The entries must be retyped exactly, down to the last line.
[[ Source data open ]]
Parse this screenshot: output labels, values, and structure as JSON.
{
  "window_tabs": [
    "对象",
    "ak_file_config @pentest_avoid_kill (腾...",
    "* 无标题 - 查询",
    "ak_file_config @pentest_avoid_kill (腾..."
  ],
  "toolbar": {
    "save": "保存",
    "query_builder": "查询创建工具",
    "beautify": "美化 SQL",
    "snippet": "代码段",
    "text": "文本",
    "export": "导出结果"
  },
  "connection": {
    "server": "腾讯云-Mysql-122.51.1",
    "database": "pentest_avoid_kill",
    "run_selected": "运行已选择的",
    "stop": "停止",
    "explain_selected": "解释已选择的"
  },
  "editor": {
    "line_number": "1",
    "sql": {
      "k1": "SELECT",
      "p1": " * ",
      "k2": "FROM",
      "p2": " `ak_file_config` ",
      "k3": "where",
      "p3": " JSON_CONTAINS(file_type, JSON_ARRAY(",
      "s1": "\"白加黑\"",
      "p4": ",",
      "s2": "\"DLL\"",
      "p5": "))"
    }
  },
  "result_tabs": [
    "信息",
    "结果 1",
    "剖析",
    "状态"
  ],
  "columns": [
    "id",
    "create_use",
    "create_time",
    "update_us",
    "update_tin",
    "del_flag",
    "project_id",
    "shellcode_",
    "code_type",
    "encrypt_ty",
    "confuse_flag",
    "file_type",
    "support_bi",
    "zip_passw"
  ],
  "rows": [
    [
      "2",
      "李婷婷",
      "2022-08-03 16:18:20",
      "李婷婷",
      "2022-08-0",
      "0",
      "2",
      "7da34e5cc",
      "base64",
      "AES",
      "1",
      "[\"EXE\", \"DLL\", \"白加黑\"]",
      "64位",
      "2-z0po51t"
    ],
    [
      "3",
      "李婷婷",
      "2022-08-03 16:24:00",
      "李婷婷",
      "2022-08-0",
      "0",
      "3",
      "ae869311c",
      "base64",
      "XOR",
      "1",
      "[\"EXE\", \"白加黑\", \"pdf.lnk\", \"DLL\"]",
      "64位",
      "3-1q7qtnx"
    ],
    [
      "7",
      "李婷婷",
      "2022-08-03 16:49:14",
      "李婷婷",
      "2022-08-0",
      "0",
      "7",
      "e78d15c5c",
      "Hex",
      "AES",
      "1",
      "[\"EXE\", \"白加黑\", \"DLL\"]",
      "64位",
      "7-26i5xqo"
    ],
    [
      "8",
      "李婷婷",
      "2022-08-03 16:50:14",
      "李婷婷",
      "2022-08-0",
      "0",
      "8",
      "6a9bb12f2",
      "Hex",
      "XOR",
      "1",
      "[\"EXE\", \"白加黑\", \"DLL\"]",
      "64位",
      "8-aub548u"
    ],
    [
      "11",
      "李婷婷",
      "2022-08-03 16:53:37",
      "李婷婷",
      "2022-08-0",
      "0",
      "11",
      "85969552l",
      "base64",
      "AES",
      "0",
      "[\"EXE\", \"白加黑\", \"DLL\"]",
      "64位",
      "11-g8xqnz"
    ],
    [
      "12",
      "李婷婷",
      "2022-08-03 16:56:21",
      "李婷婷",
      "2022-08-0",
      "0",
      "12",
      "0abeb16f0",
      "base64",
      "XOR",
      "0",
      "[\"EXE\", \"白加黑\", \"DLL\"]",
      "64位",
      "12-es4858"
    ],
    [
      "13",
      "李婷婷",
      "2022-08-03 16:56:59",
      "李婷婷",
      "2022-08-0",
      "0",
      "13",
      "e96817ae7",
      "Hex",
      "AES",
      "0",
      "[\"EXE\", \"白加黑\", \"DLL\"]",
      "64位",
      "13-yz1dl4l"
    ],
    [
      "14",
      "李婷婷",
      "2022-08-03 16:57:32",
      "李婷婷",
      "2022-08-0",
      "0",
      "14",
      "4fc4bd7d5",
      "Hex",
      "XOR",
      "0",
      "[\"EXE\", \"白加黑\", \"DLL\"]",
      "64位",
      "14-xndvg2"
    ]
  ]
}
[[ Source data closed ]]
### Response
Parse this screenshot: output labels, values, and structure as JSON.
{
  "window_tabs": [
    "对象",
    "ak_file_config @pentest_avoid_kill (腾...",
    "* 无标题 - 查询",
    "ak_file_config @pentest_avoid_kill (腾..."
  ],
  "toolbar": {
    "save": "保存",
    "query_builder": "查询创建工具",
    "beautify": "美化 SQL",
    "snippet": "代码段",
    "text": "文本",
    "export": "导出结果"
  },
  "connection": {
    "server": "腾讯云-Mysql-122.51.1",
    "database": "pentest_avoid_kill",
    "run_selected": "运行已选择的",
    "stop": "停止",
    "explain_selected": "解释已选择的"
  },
  "editor": {
    "line_number": "1",
    "sql": {
      "k1": "SELECT",
      "p1": " * ",
      "k2": "FROM",
      "p2": " `ak_file_config` ",
      "k3": "where",
      "p3": " JSON_CONTAINS(file_type, JSON_ARRAY(",
      "s1": "\"白加黑\"",
      "p4": ",",
      "s2": "\"DLL\"",
      "p5": "))"
    }
  },
  "result_tabs": [
    "信息",
    "结果 1",
    "剖析",
    "状态"
  ],
  "columns": [
    "id",
    "create_use",
    "create_time",
    "update_us",
    "update_tin",
    "del_flag",
    "project_id",
    "shellcode_",
    "code_type",
    "encrypt_ty",
    "confuse_flag",
    "file_type",
    "support_bi",
    "zip_passw"
  ],
  "rows": [
    [
      "2",
      "李婷婷",
      "2022-08-03 16:18:20",
      "李婷婷",
      "2022-08-0",
      "0",
      "2",
      "7da34e5cc",
      "base64",
      "AES",
      "1",
      "[\"EXE\", \"DLL\", \"白加黑\"]",
      "64位",
      "2-z0po51t"
    ],
    [
      "3",
      "李婷婷",
      "2022-08-03 16:24:00",
      "李婷婷",
      "2022-08-0",
      "0",
      "3",
      "ae869311c",
      "base64",
      "XOR",
      "1",
      "[\"EXE\", \"白加黑\", \"pdf.lnk\", \"DLL\"]",
      "64位",
      "3-1q7qtnx"
    ],
    [
      "7",
      "李婷婷",
      "2022-08-03 16:49:14",
      "李婷婷",
      "2022-08-0",
      "0",
      "7",
      "e78d15c5c",
      "Hex",
      "AES",
      "1",
      "[\"EXE\", \"白加黑\", \"DLL\"]",
      "64位",
      "7-26i5xqo"
    ],
    [
      "8",
      "李婷婷",
      "2022-08-03 16:50:14",
      "李婷婷",
      "2022-08-0",
      "0",
      "8",
      "6a9bb12f2",
      "Hex",
      "XOR",
      "1",
      "[\"EXE\", \"白加黑\", \"DLL\"]",
      "64位",
      "8-aub548u"
    ],
    [
      "11",
      "李婷婷",
      "2022-08-03 16:53:37",
      "李婷婷",
      "2022-08-0",
      "0",
      "11",
      "85969552l",
      "base64",
      "AES",
      "0",
      "[\"EXE\", \"白加黑\", \"DLL\"]",
      "64位",
      "11-g8xqnz"
    ],
    [
      "12",
      "李婷婷",
      "2022-08-03 16:56:21",
      "李婷婷",
      "2022-08-0",
      "0",
      "12",
      "0abeb16f0",
      "base64",
      "XOR",
      "0",
      "[\"EXE\", \"白加黑\", \"DLL\"]",
      "64位",
      "12-es4858"
    ],
    [
      "13",
      "李婷婷",
      "2022-08-03 16:56:59",
      "李婷婷",
      "2022-08-0",
      "0",
      "13",
      "e96817ae7",
      "Hex",
      "AES",
      "0",
      "[\"EXE\", \"白加黑\", \"DLL\"]",
      "64位",
      "13-yz1dl4l"
    ],
    [
      "14",
      "李婷婷",
      "2022-08-03 16:57:32",
      "李婷婷",
      "2022-08-0",
      "0",
      "14",
      "4fc4bd7d5",
      "Hex",
      "XOR",
      "0",
      "[\"EXE\", \"白加黑\", \"DLL\"]",
      "64位",
      "14-xndvg2"
    ]
  ]
}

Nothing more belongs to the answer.